The median projected percentage change from 2020 to 2021 for salary budgets for exempt workers is an increase of 3.0% (unchanged from the actual 2019 to 2020 increase), compared with an increase of 2.5% for nonexempt workers (unchanged), and an increase of 2.5% for officers/executives (unchanged).

“The results show that while COVID-19 has shaken the economy in 2020, employers, by and large, are planning to keep wage increases for 2021 level with those given out this year, rather than reducing raises,” says Andrew Hellwege, Surveys Editor, XpertHR.

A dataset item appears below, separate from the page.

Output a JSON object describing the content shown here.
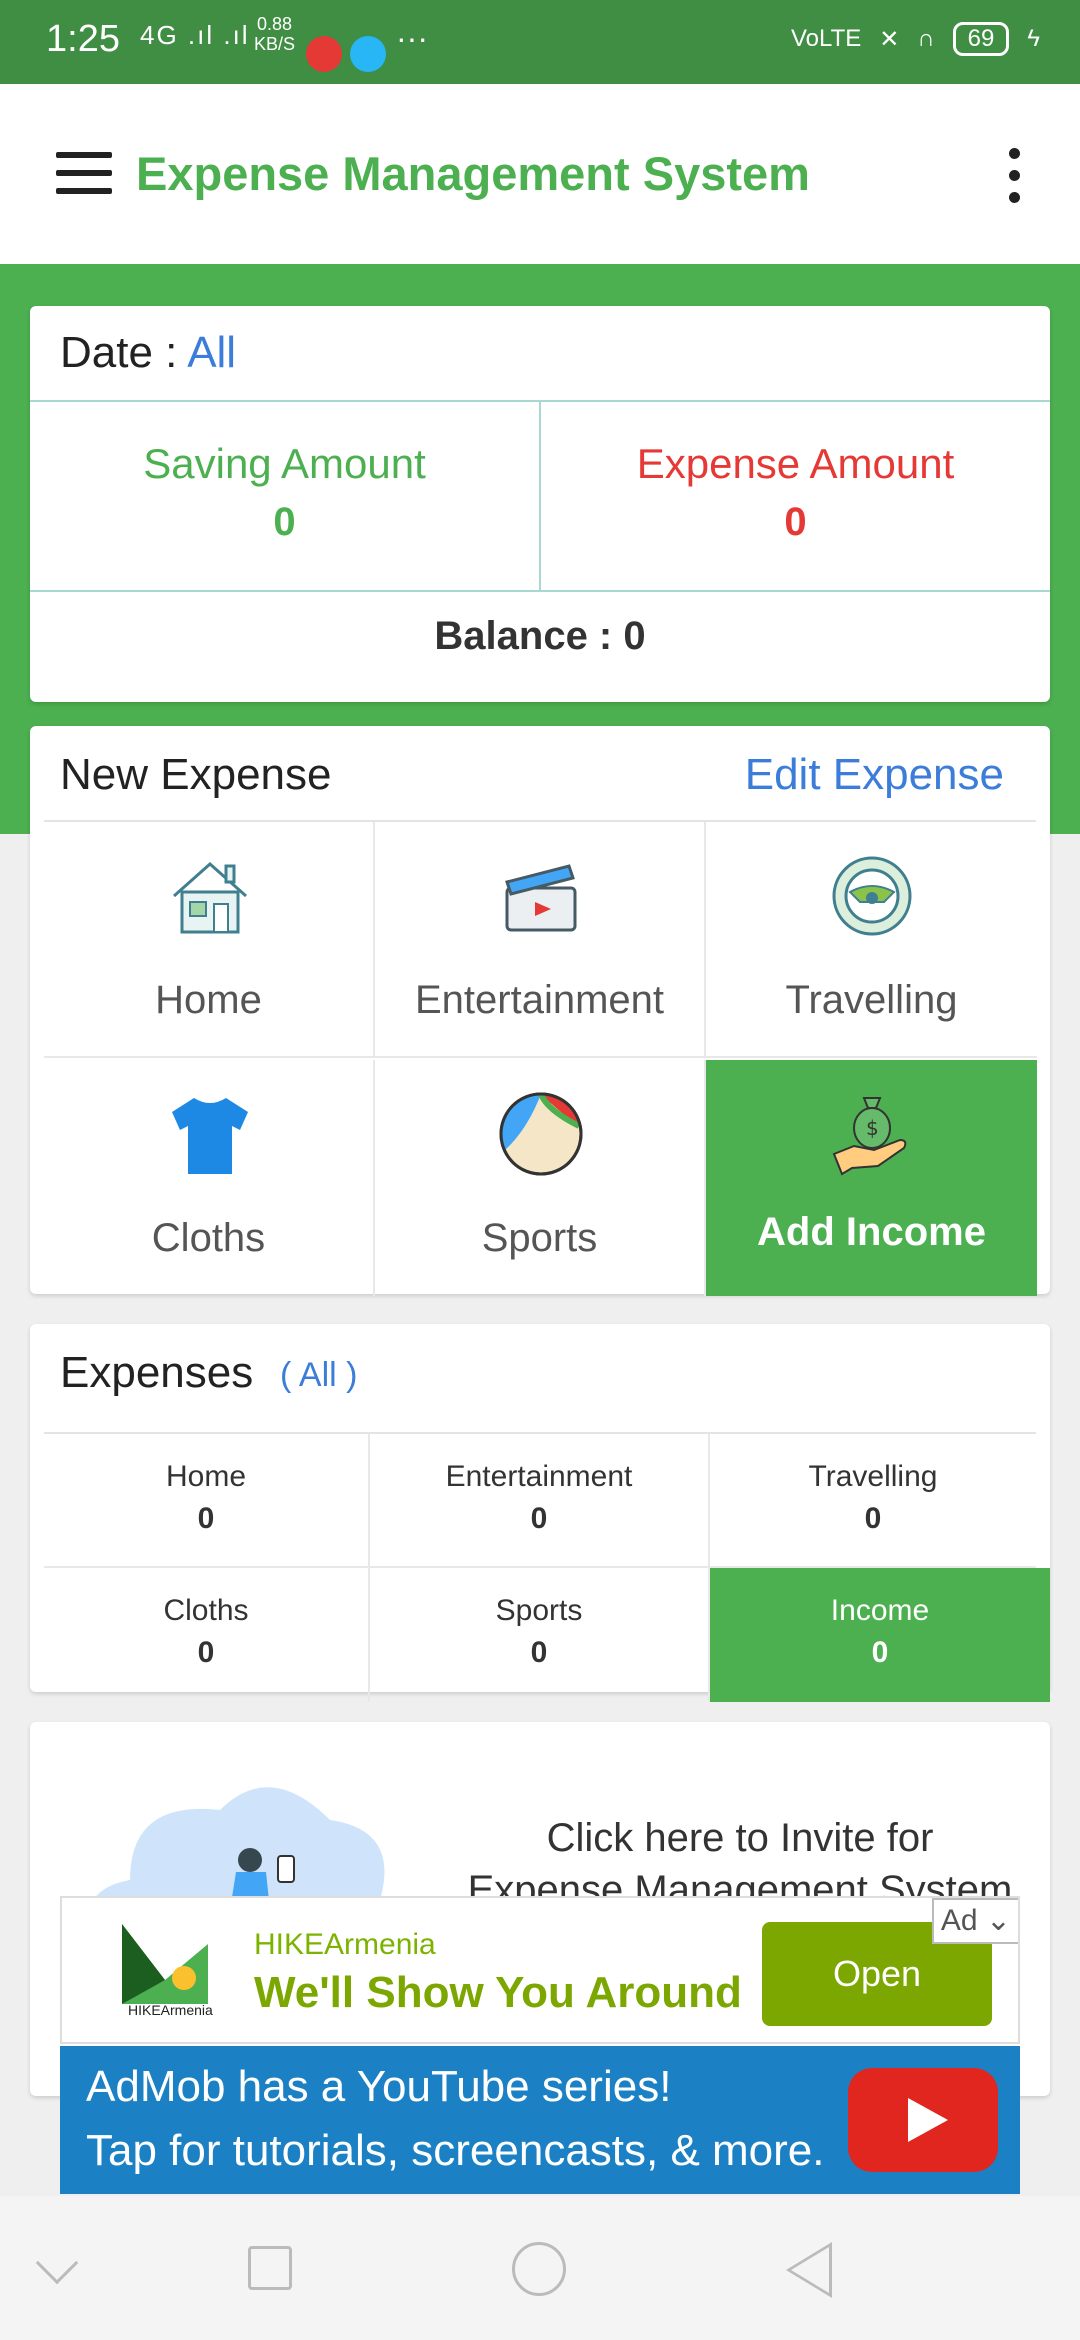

Additionally, the survey shows that recruitment/retention plays a large role in keeping 2021 wages afloat despite a difficult 2020. When asked whether 12 various factors (such as the economy, health care costs and worker productivity) would exert upward pressure, downward pressure, or no pressure at all on their organization’s 2021 total salary budget, a majority of respondents (61%) cited recruitment/retention as an “upward pressure” – topping the list of positive influences.

On the other hand, the economy was the number one “downward pressure,” with 43% of organizations reporting this as a negative influence on next year’s total salary budget.

“While the rough economy is clearly a factor in organizations’ calculations for wage increases for next year, so too is recruitment and retention, and employers appear focused on ensuring they’re poised to attract and retain talent heading into 2021,” says Hellwege.